Exercise prompt:
All of the data, word for word and free of pictures, is the expected result.

App and web page records

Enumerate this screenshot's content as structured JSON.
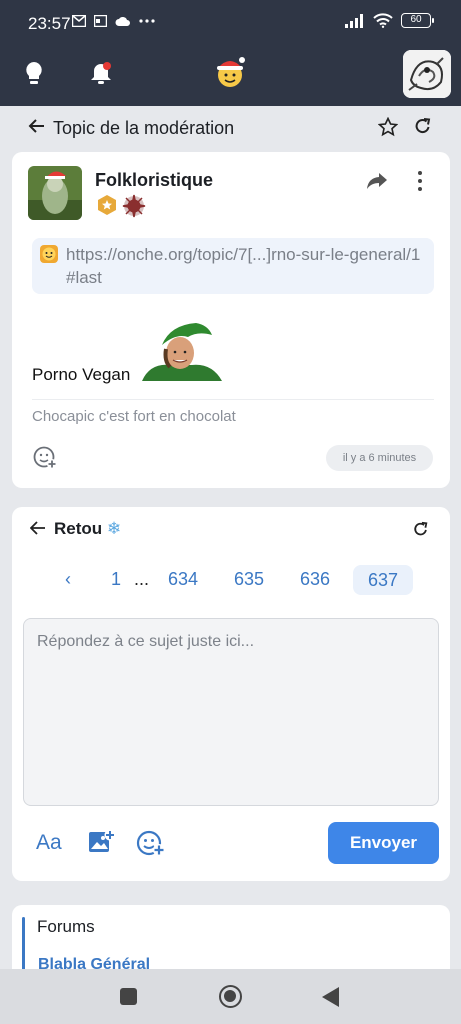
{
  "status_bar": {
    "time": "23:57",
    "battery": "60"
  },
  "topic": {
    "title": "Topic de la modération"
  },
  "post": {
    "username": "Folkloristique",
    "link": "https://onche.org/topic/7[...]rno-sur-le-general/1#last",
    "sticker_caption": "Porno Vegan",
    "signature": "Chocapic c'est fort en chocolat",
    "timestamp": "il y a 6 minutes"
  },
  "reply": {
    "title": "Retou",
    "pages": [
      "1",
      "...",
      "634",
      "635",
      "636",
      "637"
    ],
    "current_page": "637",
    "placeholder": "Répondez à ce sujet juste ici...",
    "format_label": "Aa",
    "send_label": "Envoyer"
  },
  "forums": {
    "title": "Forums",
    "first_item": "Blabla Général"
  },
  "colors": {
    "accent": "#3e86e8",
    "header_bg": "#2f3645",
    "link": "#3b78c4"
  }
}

Solution to the problem:
Enumerate this screenshot's content as structured JSON.
{
  "status_bar": {
    "time": "23:57",
    "battery": "60"
  },
  "topic": {
    "title": "Topic de la modération"
  },
  "post": {
    "username": "Folkloristique",
    "link": "https://onche.org/topic/7[...]rno-sur-le-general/1#last",
    "sticker_caption": "Porno Vegan",
    "signature": "Chocapic c'est fort en chocolat",
    "timestamp": "il y a 6 minutes"
  },
  "reply": {
    "title": "Retou",
    "pages": [
      "1",
      "...",
      "634",
      "635",
      "636",
      "637"
    ],
    "current_page": "637",
    "placeholder": "Répondez à ce sujet juste ici...",
    "format_label": "Aa",
    "send_label": "Envoyer"
  },
  "forums": {
    "title": "Forums",
    "first_item": "Blabla Général"
  },
  "colors": {
    "accent": "#3e86e8",
    "header_bg": "#2f3645",
    "link": "#3b78c4"
  }
}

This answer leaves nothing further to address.